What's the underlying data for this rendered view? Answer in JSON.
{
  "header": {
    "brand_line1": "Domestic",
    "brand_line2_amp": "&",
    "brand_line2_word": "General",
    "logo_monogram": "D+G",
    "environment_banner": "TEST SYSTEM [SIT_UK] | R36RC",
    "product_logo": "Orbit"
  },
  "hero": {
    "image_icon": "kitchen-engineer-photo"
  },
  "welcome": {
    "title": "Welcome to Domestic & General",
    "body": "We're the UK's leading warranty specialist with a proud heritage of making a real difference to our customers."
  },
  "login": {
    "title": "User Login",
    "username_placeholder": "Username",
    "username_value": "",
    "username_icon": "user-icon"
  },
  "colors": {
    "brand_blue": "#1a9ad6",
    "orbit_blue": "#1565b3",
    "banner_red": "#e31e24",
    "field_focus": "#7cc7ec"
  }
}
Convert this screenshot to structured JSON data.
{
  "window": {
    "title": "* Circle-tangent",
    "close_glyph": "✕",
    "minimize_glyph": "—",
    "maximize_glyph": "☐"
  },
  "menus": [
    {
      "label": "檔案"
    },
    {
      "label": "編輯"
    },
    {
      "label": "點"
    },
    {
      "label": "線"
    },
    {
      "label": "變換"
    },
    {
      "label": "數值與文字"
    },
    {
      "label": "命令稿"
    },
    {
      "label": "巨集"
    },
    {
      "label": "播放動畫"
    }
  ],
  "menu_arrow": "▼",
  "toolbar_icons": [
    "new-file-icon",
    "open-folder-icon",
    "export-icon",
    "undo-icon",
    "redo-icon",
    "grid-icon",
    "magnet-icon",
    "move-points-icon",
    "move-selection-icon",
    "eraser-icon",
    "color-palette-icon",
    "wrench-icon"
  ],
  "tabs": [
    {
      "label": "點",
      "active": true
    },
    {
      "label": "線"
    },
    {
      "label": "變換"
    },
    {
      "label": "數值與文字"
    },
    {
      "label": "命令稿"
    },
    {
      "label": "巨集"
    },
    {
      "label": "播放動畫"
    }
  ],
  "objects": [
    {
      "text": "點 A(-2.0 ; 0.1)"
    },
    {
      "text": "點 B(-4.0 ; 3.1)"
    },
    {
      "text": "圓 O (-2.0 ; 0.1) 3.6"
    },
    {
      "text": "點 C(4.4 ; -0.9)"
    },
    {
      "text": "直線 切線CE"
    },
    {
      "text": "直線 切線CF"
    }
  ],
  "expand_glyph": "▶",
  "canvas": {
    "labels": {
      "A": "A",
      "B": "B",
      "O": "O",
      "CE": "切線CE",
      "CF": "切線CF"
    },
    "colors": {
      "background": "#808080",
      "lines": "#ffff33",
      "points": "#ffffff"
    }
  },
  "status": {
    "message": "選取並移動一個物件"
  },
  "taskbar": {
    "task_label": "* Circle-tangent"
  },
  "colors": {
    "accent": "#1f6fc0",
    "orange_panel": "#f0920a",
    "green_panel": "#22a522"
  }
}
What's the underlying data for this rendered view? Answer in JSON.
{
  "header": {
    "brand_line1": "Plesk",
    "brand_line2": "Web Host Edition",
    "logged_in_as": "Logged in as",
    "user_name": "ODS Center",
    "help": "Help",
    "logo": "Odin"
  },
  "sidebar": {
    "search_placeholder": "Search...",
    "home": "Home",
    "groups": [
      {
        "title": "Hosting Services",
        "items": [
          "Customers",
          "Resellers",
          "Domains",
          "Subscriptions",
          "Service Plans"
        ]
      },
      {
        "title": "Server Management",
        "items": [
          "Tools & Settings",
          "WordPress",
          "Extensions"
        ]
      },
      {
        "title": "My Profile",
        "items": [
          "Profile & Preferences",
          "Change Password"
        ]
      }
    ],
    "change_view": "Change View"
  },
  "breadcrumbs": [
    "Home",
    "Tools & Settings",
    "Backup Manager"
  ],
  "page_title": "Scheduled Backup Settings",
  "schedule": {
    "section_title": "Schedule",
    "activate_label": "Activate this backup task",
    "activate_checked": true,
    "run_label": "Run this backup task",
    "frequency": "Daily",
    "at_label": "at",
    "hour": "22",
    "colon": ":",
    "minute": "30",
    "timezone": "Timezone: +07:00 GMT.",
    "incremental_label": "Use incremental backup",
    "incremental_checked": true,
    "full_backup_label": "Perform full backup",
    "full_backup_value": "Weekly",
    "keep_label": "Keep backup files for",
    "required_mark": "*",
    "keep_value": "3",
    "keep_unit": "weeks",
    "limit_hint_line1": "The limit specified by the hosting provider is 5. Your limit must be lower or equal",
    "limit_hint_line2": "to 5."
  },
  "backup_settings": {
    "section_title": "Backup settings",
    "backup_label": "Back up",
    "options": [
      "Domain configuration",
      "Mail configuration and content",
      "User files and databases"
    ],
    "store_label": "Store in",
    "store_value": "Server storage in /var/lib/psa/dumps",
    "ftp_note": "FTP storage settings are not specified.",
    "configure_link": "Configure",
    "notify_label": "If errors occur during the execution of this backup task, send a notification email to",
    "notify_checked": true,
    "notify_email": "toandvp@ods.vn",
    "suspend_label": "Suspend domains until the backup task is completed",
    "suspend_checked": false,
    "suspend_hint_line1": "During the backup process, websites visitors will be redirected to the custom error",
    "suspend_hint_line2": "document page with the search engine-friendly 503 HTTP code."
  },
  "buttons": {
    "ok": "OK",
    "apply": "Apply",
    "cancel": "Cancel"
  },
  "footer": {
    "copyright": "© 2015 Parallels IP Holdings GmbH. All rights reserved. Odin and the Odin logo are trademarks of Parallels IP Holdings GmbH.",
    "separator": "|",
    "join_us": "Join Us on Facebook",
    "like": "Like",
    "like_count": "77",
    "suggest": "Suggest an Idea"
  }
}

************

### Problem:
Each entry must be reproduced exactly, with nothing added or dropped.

### Exercise output:
What's the underlying data for this rendered view? Answer in JSON.
{
  "header": {
    "brand_line1": "Domestic",
    "brand_line2_amp": "&",
    "brand_line2_word": "General",
    "logo_monogram": "D+G",
    "environment_banner": "TEST SYSTEM [SIT_UK] | R36RC",
    "product_logo": "Orbit"
  },
  "hero": {
    "image_icon": "kitchen-engineer-photo"
  },
  "welcome": {
    "title": "Welcome to Domestic & General",
    "body": "We're the UK's leading warranty specialist with a proud heritage of making a real difference to our customers."
  },
  "login": {
    "title": "User Login",
    "username_placeholder": "Username",
    "username_value": "",
    "username_icon": "user-icon"
  },
  "colors": {
    "brand_blue": "#1a9ad6",
    "orbit_blue": "#1565b3",
    "banner_red": "#e31e24",
    "field_focus": "#7cc7ec"
  }
}
Convert this screenshot to structured JSON data.
{
  "window": {
    "title": "* Circle-tangent",
    "close_glyph": "✕",
    "minimize_glyph": "—",
    "maximize_glyph": "☐"
  },
  "menus": [
    {
      "label": "檔案"
    },
    {
      "label": "編輯"
    },
    {
      "label": "點"
    },
    {
      "label": "線"
    },
    {
      "label": "變換"
    },
    {
      "label": "數值與文字"
    },
    {
      "label": "命令稿"
    },
    {
      "label": "巨集"
    },
    {
      "label": "播放動畫"
    }
  ],
  "menu_arrow": "▼",
  "toolbar_icons": [
    "new-file-icon",
    "open-folder-icon",
    "export-icon",
    "undo-icon",
    "redo-icon",
    "grid-icon",
    "magnet-icon",
    "move-points-icon",
    "move-selection-icon",
    "eraser-icon",
    "color-palette-icon",
    "wrench-icon"
  ],
  "tabs": [
    {
      "label": "點",
      "active": true
    },
    {
      "label": "線"
    },
    {
      "label": "變換"
    },
    {
      "label": "數值與文字"
    },
    {
      "label": "命令稿"
    },
    {
      "label": "巨集"
    },
    {
      "label": "播放動畫"
    }
  ],
  "objects": [
    {
      "text": "點 A(-2.0 ; 0.1)"
    },
    {
      "text": "點 B(-4.0 ; 3.1)"
    },
    {
      "text": "圓 O (-2.0 ; 0.1) 3.6"
    },
    {
      "text": "點 C(4.4 ; -0.9)"
    },
    {
      "text": "直線 切線CE"
    },
    {
      "text": "直線 切線CF"
    }
  ],
  "expand_glyph": "▶",
  "canvas": {
    "labels": {
      "A": "A",
      "B": "B",
      "O": "O",
      "CE": "切線CE",
      "CF": "切線CF"
    },
    "colors": {
      "background": "#808080",
      "lines": "#ffff33",
      "points": "#ffffff"
    }
  },
  "status": {
    "message": "選取並移動一個物件"
  },
  "taskbar": {
    "task_label": "* Circle-tangent"
  },
  "colors": {
    "accent": "#1f6fc0",
    "orange_panel": "#f0920a",
    "green_panel": "#22a522"
  }
}
What's the underlying data for this rendered view? Answer in JSON.
{
  "header": {
    "brand_line1": "Plesk",
    "brand_line2": "Web Host Edition",
    "logged_in_as": "Logged in as",
    "user_name": "ODS Center",
    "help": "Help",
    "logo": "Odin"
  },
  "sidebar": {
    "search_placeholder": "Search...",
    "home": "Home",
    "groups": [
      {
        "title": "Hosting Services",
        "items": [
          "Customers",
          "Resellers",
          "Domains",
          "Subscriptions",
          "Service Plans"
        ]
      },
      {
        "title": "Server Management",
        "items": [
          "Tools & Settings",
          "WordPress",
          "Extensions"
        ]
      },
      {
        "title": "My Profile",
        "items": [
          "Profile & Preferences",
          "Change Password"
        ]
      }
    ],
    "change_view": "Change View"
  },
  "breadcrumbs": [
    "Home",
    "Tools & Settings",
    "Backup Manager"
  ],
  "page_title": "Scheduled Backup Settings",
  "schedule": {
    "section_title": "Schedule",
    "activate_label": "Activate this backup task",
    "activate_checked": true,
    "run_label": "Run this backup task",
    "frequency": "Daily",
    "at_label": "at",
    "hour": "22",
    "colon": ":",
    "minute": "30",
    "timezone": "Timezone: +07:00 GMT.",
    "incremental_label": "Use incremental backup",
    "incremental_checked": true,
    "full_backup_label": "Perform full backup",
    "full_backup_value": "Weekly",
    "keep_label": "Keep backup files for",
    "required_mark": "*",
    "keep_value": "3",
    "keep_unit": "weeks",
    "limit_hint_line1": "The limit specified by the hosting provider is 5. Your limit must be lower or equal",
    "limit_hint_line2": "to 5."
  },
  "backup_settings": {
    "section_title": "Backup settings",
    "backup_label": "Back up",
    "options": [
      "Domain configuration",
      "Mail configuration and content",
      "User files and databases"
    ],
    "store_label": "Store in",
    "store_value": "Server storage in /var/lib/psa/dumps",
    "ftp_note": "FTP storage settings are not specified.",
    "configure_link": "Configure",
    "notify_label": "If errors occur during the execution of this backup task, send a notification email to",
    "notify_checked": true,
    "notify_email": "toandvp@ods.vn",
    "suspend_label": "Suspend domains until the backup task is completed",
    "suspend_checked": false,
    "suspend_hint_line1": "During the backup process, websites visitors will be redirected to the custom error",
    "suspend_hint_line2": "document page with the search engine-friendly 503 HTTP code."
  },
  "buttons": {
    "ok": "OK",
    "apply": "Apply",
    "cancel": "Cancel"
  },
  "footer": {
    "copyright": "© 2015 Parallels IP Holdings GmbH. All rights reserved. Odin and the Odin logo are trademarks of Parallels IP Holdings GmbH.",
    "separator": "|",
    "join_us": "Join Us on Facebook",
    "like": "Like",
    "like_count": "77",
    "suggest": "Suggest an Idea"
  }
}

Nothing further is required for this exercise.